— Work request —
What lines of the listing below contain the word "artifact"? Copy each of them out.

— Exercise inputs —
▼
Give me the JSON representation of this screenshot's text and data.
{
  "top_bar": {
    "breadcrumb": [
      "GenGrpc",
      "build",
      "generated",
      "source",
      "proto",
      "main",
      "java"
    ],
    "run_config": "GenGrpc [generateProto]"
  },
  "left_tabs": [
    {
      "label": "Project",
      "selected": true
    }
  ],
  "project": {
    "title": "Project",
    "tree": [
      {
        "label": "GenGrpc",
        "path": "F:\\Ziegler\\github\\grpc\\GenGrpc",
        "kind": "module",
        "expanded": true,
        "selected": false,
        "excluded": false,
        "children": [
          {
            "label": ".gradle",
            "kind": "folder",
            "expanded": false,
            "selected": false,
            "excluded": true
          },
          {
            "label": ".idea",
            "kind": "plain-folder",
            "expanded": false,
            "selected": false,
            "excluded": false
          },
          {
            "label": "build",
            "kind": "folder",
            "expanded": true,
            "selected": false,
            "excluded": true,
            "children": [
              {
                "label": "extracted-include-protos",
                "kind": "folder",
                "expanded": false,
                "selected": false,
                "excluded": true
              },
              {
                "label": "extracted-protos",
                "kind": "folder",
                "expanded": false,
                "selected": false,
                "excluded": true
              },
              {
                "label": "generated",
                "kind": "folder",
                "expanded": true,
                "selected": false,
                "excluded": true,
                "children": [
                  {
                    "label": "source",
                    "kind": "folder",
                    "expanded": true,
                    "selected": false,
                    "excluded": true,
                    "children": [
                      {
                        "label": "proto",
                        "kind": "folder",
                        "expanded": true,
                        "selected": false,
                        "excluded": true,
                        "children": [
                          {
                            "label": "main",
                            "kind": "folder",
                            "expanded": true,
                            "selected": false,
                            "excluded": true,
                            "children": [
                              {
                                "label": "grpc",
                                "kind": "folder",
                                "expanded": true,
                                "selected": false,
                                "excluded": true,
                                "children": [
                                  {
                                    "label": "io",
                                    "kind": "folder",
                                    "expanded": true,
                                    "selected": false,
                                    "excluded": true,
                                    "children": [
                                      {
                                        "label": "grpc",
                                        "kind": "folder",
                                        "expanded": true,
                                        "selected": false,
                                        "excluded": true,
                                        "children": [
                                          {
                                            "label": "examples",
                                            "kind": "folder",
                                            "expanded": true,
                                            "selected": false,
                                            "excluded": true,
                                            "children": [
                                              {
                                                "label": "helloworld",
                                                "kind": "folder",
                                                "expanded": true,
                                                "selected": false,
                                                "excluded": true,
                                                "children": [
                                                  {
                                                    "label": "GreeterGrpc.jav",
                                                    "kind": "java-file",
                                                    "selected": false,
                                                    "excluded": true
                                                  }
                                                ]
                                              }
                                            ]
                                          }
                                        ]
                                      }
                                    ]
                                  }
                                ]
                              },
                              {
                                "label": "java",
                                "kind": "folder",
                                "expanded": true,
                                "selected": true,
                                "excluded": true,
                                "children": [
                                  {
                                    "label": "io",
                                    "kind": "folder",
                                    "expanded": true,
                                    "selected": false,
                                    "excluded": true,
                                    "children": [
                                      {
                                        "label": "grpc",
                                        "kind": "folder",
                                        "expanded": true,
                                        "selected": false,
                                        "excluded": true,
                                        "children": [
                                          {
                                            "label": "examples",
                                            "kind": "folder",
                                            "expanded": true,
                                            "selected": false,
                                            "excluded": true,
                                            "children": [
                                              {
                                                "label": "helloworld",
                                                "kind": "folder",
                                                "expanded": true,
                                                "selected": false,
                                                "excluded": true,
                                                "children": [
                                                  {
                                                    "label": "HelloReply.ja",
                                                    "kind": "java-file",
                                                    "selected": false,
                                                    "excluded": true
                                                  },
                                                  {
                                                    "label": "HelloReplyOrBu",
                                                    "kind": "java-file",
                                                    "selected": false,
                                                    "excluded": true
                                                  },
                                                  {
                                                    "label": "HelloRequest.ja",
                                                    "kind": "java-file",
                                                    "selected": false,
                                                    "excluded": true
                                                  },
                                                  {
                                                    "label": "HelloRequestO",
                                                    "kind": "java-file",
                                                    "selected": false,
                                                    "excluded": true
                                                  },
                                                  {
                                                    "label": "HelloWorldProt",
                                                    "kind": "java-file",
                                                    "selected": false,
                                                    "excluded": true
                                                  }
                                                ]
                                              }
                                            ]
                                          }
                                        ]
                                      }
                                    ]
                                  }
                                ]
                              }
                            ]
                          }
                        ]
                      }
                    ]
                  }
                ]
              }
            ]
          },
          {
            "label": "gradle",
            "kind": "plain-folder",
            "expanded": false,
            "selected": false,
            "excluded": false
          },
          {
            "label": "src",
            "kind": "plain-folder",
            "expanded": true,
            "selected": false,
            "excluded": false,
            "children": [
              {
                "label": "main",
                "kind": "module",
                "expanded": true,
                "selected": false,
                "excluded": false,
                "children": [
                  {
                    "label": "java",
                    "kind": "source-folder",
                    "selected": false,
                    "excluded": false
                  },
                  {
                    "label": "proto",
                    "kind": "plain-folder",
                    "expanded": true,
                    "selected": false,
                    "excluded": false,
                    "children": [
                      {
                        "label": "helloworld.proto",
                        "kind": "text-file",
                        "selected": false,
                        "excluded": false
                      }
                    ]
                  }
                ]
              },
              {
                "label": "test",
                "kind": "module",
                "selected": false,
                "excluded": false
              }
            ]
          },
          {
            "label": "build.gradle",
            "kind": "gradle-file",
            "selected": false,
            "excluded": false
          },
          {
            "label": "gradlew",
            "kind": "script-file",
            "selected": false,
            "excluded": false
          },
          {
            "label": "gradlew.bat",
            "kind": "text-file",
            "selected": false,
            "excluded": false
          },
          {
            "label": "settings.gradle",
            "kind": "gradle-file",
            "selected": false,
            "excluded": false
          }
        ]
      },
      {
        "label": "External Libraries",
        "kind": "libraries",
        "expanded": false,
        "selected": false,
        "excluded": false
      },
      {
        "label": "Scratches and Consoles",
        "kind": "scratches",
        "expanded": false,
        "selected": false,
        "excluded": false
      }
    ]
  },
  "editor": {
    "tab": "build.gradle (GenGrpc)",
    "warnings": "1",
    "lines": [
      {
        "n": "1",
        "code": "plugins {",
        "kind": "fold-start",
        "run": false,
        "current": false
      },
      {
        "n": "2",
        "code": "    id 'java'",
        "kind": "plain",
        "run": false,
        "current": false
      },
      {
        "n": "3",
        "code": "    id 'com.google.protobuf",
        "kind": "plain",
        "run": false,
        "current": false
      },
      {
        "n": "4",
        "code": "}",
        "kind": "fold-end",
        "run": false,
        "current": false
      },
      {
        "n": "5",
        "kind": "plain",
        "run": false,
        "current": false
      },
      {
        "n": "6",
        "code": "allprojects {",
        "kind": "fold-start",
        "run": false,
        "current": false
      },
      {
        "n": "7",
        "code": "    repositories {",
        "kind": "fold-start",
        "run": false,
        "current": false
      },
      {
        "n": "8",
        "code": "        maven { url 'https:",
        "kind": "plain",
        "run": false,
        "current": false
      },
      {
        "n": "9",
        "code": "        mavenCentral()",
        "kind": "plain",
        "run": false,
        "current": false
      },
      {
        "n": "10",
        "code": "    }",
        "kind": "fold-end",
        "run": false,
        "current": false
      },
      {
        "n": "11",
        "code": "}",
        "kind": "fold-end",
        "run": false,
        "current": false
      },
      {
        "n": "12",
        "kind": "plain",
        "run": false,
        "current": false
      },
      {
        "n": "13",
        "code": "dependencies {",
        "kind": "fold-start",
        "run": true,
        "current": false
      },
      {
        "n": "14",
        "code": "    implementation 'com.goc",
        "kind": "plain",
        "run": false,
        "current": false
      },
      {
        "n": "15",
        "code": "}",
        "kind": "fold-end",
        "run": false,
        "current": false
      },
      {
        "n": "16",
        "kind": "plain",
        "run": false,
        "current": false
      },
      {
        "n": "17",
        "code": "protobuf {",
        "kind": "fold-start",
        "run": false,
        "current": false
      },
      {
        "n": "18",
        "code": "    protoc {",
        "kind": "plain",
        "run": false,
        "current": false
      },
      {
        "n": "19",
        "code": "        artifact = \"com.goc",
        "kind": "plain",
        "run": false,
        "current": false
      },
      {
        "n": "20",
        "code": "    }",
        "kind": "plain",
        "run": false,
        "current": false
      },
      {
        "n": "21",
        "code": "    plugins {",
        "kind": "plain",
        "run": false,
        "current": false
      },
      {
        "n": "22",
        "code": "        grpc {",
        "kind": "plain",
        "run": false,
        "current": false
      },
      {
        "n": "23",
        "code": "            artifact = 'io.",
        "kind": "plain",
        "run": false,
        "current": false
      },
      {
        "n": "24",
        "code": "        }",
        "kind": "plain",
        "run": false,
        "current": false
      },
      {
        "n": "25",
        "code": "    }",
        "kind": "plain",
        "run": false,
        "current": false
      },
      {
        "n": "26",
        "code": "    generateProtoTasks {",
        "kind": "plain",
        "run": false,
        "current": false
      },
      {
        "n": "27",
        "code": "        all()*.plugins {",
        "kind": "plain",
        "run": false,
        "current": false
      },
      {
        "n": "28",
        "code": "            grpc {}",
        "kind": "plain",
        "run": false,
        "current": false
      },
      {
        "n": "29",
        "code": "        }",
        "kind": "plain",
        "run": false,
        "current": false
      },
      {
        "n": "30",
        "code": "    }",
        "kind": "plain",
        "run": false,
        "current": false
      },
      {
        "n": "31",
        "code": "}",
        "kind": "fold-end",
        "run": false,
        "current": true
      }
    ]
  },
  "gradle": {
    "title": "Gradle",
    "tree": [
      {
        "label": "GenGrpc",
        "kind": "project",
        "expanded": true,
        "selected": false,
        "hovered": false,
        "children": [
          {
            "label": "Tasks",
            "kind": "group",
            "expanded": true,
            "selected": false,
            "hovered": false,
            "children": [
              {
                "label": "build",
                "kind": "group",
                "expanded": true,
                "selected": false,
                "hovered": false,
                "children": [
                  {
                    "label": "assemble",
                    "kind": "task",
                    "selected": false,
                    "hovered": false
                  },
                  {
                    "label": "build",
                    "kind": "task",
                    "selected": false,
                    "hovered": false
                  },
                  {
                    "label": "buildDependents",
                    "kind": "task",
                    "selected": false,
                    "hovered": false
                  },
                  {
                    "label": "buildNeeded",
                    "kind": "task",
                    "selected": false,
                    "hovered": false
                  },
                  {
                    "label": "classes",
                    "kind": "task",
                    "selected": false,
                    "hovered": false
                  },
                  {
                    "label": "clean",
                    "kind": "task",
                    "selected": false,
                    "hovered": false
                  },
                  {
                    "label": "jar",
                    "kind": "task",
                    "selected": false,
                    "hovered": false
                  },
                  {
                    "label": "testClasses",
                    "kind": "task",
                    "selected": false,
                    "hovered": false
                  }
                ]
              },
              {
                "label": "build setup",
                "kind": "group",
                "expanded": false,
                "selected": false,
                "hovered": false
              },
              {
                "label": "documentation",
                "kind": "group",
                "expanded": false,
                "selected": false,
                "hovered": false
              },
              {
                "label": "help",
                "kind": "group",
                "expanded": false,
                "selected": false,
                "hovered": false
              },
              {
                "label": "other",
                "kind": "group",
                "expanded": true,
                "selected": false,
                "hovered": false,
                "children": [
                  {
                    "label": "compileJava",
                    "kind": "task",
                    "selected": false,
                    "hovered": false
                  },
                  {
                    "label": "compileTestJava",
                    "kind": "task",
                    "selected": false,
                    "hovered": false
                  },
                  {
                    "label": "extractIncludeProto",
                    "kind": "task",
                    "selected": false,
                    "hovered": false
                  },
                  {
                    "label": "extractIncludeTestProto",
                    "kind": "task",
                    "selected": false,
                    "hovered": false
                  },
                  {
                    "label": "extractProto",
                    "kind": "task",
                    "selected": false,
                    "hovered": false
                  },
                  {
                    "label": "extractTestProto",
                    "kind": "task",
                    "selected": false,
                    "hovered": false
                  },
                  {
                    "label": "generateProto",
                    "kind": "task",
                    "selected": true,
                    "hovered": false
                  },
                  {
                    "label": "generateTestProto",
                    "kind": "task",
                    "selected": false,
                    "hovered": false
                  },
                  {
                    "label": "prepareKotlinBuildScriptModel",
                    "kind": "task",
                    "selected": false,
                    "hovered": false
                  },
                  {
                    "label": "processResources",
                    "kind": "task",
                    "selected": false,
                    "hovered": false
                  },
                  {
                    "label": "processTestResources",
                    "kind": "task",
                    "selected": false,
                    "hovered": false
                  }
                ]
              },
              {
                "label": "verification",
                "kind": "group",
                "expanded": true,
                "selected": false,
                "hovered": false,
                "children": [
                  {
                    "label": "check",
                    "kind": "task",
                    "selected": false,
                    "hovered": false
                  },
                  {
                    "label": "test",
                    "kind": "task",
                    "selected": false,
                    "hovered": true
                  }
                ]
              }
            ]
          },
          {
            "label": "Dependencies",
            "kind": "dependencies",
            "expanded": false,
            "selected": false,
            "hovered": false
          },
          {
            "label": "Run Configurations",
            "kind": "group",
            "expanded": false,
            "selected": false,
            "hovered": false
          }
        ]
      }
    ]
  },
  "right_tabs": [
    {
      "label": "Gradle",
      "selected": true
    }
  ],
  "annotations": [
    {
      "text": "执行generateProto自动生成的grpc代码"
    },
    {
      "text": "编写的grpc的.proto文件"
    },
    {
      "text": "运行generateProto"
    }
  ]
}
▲
— Response —
        "code": "        artifact = \"com.goc",
        "code": "            artifact = 'io.",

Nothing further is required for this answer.